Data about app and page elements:
^^^^
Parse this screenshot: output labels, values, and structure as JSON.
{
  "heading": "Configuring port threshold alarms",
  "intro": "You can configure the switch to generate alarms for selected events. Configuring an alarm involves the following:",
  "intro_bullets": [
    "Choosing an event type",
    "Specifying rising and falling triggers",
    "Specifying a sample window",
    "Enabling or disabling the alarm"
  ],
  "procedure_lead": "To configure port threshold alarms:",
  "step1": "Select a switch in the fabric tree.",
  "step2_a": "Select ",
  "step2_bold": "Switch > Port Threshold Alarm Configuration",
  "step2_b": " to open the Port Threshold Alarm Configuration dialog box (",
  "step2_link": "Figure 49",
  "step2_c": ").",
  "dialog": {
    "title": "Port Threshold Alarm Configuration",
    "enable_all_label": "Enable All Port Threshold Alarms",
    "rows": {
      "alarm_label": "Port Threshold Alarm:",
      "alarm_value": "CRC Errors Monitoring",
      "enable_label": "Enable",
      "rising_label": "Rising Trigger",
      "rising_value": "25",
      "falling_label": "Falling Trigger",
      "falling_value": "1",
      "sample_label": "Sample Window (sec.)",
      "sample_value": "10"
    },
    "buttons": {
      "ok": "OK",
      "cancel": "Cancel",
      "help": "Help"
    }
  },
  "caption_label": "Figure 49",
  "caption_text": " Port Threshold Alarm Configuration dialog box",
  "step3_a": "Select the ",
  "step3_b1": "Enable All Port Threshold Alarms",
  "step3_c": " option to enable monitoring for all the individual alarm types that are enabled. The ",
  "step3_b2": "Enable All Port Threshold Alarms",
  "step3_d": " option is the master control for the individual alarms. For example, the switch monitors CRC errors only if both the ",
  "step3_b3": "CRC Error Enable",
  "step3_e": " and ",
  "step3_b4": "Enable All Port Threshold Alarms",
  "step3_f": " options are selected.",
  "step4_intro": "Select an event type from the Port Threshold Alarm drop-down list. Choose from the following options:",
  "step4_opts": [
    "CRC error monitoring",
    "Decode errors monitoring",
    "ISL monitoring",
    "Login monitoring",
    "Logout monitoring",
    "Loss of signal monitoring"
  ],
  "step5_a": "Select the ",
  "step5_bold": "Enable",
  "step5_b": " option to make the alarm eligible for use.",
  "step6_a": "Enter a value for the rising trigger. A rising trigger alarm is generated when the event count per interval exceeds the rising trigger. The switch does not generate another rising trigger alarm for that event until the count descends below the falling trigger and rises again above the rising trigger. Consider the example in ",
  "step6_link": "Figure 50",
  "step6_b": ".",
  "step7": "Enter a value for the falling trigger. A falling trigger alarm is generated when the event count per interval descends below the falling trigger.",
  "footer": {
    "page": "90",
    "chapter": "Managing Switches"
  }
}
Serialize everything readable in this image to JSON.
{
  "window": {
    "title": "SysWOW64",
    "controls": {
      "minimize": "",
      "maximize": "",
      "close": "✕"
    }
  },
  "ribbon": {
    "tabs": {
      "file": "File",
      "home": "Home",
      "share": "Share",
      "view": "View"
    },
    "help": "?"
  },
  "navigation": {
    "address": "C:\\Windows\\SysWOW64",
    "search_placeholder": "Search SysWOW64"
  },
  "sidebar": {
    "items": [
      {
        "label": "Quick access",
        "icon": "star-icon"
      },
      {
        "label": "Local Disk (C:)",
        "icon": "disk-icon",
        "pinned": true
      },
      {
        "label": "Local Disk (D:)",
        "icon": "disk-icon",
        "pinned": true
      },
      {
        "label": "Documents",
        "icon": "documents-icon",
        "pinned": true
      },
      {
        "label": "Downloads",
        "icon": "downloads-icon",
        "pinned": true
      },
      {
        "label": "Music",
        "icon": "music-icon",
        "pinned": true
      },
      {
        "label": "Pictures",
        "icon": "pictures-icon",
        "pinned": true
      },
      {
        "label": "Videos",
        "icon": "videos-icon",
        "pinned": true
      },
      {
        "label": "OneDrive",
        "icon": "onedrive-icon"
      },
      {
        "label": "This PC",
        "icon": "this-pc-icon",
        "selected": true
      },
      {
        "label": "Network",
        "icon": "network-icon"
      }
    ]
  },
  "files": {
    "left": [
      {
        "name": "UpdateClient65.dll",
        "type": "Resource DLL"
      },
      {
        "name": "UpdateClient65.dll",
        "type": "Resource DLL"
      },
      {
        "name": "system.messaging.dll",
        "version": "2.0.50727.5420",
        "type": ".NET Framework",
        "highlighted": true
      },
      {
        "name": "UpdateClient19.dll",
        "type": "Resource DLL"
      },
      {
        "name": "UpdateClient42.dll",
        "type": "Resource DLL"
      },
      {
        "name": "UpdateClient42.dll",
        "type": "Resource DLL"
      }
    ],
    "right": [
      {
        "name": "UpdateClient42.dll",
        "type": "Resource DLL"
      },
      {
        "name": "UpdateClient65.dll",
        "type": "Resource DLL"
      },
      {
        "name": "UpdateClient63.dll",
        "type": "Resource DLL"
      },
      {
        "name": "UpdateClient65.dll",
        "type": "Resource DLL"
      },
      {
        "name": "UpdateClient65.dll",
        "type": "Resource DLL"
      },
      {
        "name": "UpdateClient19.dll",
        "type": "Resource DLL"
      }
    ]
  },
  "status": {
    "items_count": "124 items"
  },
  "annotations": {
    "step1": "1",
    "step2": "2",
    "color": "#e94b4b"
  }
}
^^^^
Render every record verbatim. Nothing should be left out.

Parse this screenshot: output labels, values, and structure as JSON.
{
  "heading": "Configuring port threshold alarms",
  "intro": "You can configure the switch to generate alarms for selected events. Configuring an alarm involves the following:",
  "intro_bullets": [
    "Choosing an event type",
    "Specifying rising and falling triggers",
    "Specifying a sample window",
    "Enabling or disabling the alarm"
  ],
  "procedure_lead": "To configure port threshold alarms:",
  "step1": "Select a switch in the fabric tree.",
  "step2_a": "Select ",
  "step2_bold": "Switch > Port Threshold Alarm Configuration",
  "step2_b": " to open the Port Threshold Alarm Configuration dialog box (",
  "step2_link": "Figure 49",
  "step2_c": ").",
  "dialog": {
    "title": "Port Threshold Alarm Configuration",
    "enable_all_label": "Enable All Port Threshold Alarms",
    "rows": {
      "alarm_label": "Port Threshold Alarm:",
      "alarm_value": "CRC Errors Monitoring",
      "enable_label": "Enable",
      "rising_label": "Rising Trigger",
      "rising_value": "25",
      "falling_label": "Falling Trigger",
      "falling_value": "1",
      "sample_label": "Sample Window (sec.)",
      "sample_value": "10"
    },
    "buttons": {
      "ok": "OK",
      "cancel": "Cancel",
      "help": "Help"
    }
  },
  "caption_label": "Figure 49",
  "caption_text": " Port Threshold Alarm Configuration dialog box",
  "step3_a": "Select the ",
  "step3_b1": "Enable All Port Threshold Alarms",
  "step3_c": " option to enable monitoring for all the individual alarm types that are enabled. The ",
  "step3_b2": "Enable All Port Threshold Alarms",
  "step3_d": " option is the master control for the individual alarms. For example, the switch monitors CRC errors only if both the ",
  "step3_b3": "CRC Error Enable",
  "step3_e": " and ",
  "step3_b4": "Enable All Port Threshold Alarms",
  "step3_f": " options are selected.",
  "step4_intro": "Select an event type from the Port Threshold Alarm drop-down list. Choose from the following options:",
  "step4_opts": [
    "CRC error monitoring",
    "Decode errors monitoring",
    "ISL monitoring",
    "Login monitoring",
    "Logout monitoring",
    "Loss of signal monitoring"
  ],
  "step5_a": "Select the ",
  "step5_bold": "Enable",
  "step5_b": " option to make the alarm eligible for use.",
  "step6_a": "Enter a value for the rising trigger. A rising trigger alarm is generated when the event count per interval exceeds the rising trigger. The switch does not generate another rising trigger alarm for that event until the count descends below the falling trigger and rises again above the rising trigger. Consider the example in ",
  "step6_link": "Figure 50",
  "step6_b": ".",
  "step7": "Enter a value for the falling trigger. A falling trigger alarm is generated when the event count per interval descends below the falling trigger.",
  "footer": {
    "page": "90",
    "chapter": "Managing Switches"
  }
}
Serialize everything readable in this image to JSON.
{
  "window": {
    "title": "SysWOW64",
    "controls": {
      "minimize": "",
      "maximize": "",
      "close": "✕"
    }
  },
  "ribbon": {
    "tabs": {
      "file": "File",
      "home": "Home",
      "share": "Share",
      "view": "View"
    },
    "help": "?"
  },
  "navigation": {
    "address": "C:\\Windows\\SysWOW64",
    "search_placeholder": "Search SysWOW64"
  },
  "sidebar": {
    "items": [
      {
        "label": "Quick access",
        "icon": "star-icon"
      },
      {
        "label": "Local Disk (C:)",
        "icon": "disk-icon",
        "pinned": true
      },
      {
        "label": "Local Disk (D:)",
        "icon": "disk-icon",
        "pinned": true
      },
      {
        "label": "Documents",
        "icon": "documents-icon",
        "pinned": true
      },
      {
        "label": "Downloads",
        "icon": "downloads-icon",
        "pinned": true
      },
      {
        "label": "Music",
        "icon": "music-icon",
        "pinned": true
      },
      {
        "label": "Pictures",
        "icon": "pictures-icon",
        "pinned": true
      },
      {
        "label": "Videos",
        "icon": "videos-icon",
        "pinned": true
      },
      {
        "label": "OneDrive",
        "icon": "onedrive-icon"
      },
      {
        "label": "This PC",
        "icon": "this-pc-icon",
        "selected": true
      },
      {
        "label": "Network",
        "icon": "network-icon"
      }
    ]
  },
  "files": {
    "left": [
      {
        "name": "UpdateClient65.dll",
        "type": "Resource DLL"
      },
      {
        "name": "UpdateClient65.dll",
        "type": "Resource DLL"
      },
      {
        "name": "system.messaging.dll",
        "version": "2.0.50727.5420",
        "type": ".NET Framework",
        "highlighted": true
      },
      {
        "name": "UpdateClient19.dll",
        "type": "Resource DLL"
      },
      {
        "name": "UpdateClient42.dll",
        "type": "Resource DLL"
      },
      {
        "name": "UpdateClient42.dll",
        "type": "Resource DLL"
      }
    ],
    "right": [
      {
        "name": "UpdateClient42.dll",
        "type": "Resource DLL"
      },
      {
        "name": "UpdateClient65.dll",
        "type": "Resource DLL"
      },
      {
        "name": "UpdateClient63.dll",
        "type": "Resource DLL"
      },
      {
        "name": "UpdateClient65.dll",
        "type": "Resource DLL"
      },
      {
        "name": "UpdateClient65.dll",
        "type": "Resource DLL"
      },
      {
        "name": "UpdateClient19.dll",
        "type": "Resource DLL"
      }
    ]
  },
  "status": {
    "items_count": "124 items"
  },
  "annotations": {
    "step1": "1",
    "step2": "2",
    "color": "#e94b4b"
  }
}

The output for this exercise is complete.